At 2:30 a.m. on February 22, police moved in on the space that once housed a soda shop but in the last year-and-half has been illegally occupied and converted into a party venue. Neighbors have complained about alcohol and drug consumption and sale, after hour partying, gambling, violence and prostitution.

While Rueca said police found no evidence of prostitution during the raid, neighbors who have entered the den to capture video evidence of criminal activity alleged that a back room in the storefront had served as as a brothel of sorts.

The long list of complaints against the clandestine establishment originally started with a noise complaint, said Rueca. After coordinating with the California Department of Alcohol Beverage Control, the San Francisco Police Department was able to obtain a search warrant on the suspicion of illegal alcohol sales.

After entering the establishment, police seized “all property associated to the nightclub,” including alcohol, narcotics, gaming machines, as well as music and lighting equipment, said Rueca.

Police are now monitoring the location in an effort to prevent the party from returning.

Last month’s raid wasn’t the first time that police had pulled the plugs on the gambling den.

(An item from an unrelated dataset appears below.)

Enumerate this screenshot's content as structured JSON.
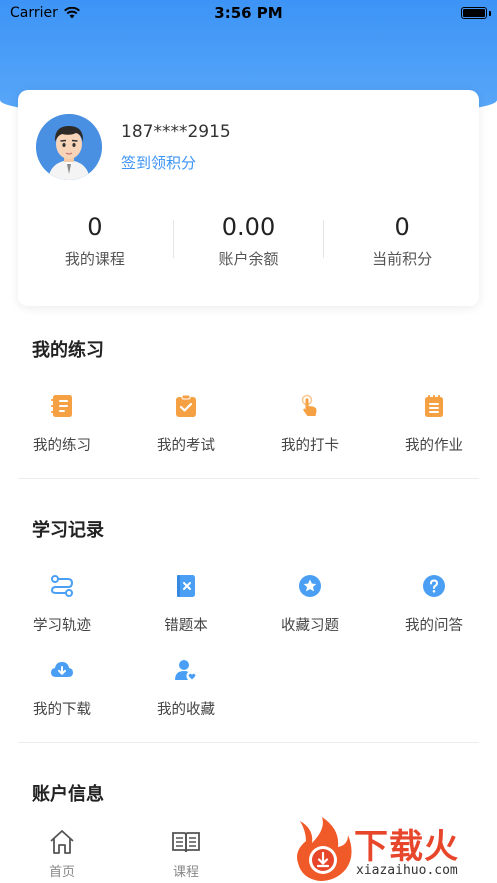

In January 2016, the den had operated out of the building’s Mission Street entrance and was shut down following a string of nuisance complaints and a shooting incident that sent one man to the hospital.

Although its tenants were evicted by the Sheriff’s Department at the time, the calm didn’t last long. Trouble continued to find a way back into empty storefront at 26th and Mission streets, most recently through its back entrance at 133 Lilac St.

Days before the the February raid, a resident of the area told Mission Local that her friend had filed a police report after a man robbed her at gunpoint near 25th and Capp streets and allegedly fled into the gambling den.

Rueca said that such reports are helpful in building a case and obtaining a search warrant, but do not necessarily authorize police to take action immediately.

“It may have been just a patron that ran in there as a safe haven,” said Rueca. Still, without evidence of a crime being committed, police have little authority to enter an establishment without a warrant.

“We have to see it ourselves, witness it and have strong evidence for us to take further action,” said Rueca, adding that the community’s effort in reporting suspected illegal activity is crucial. “Simple calls for service we can build on. That adds to our cases and allows us to do more eventually.”

As complaints continued to pile up against 133 Lilac St., police were able to shut the party down – for now.

“We are keeping an eye on it. We know it’s a known spot [for gambling] as a lot of these places are. We can’t allow for these places to occur,” said Rueca.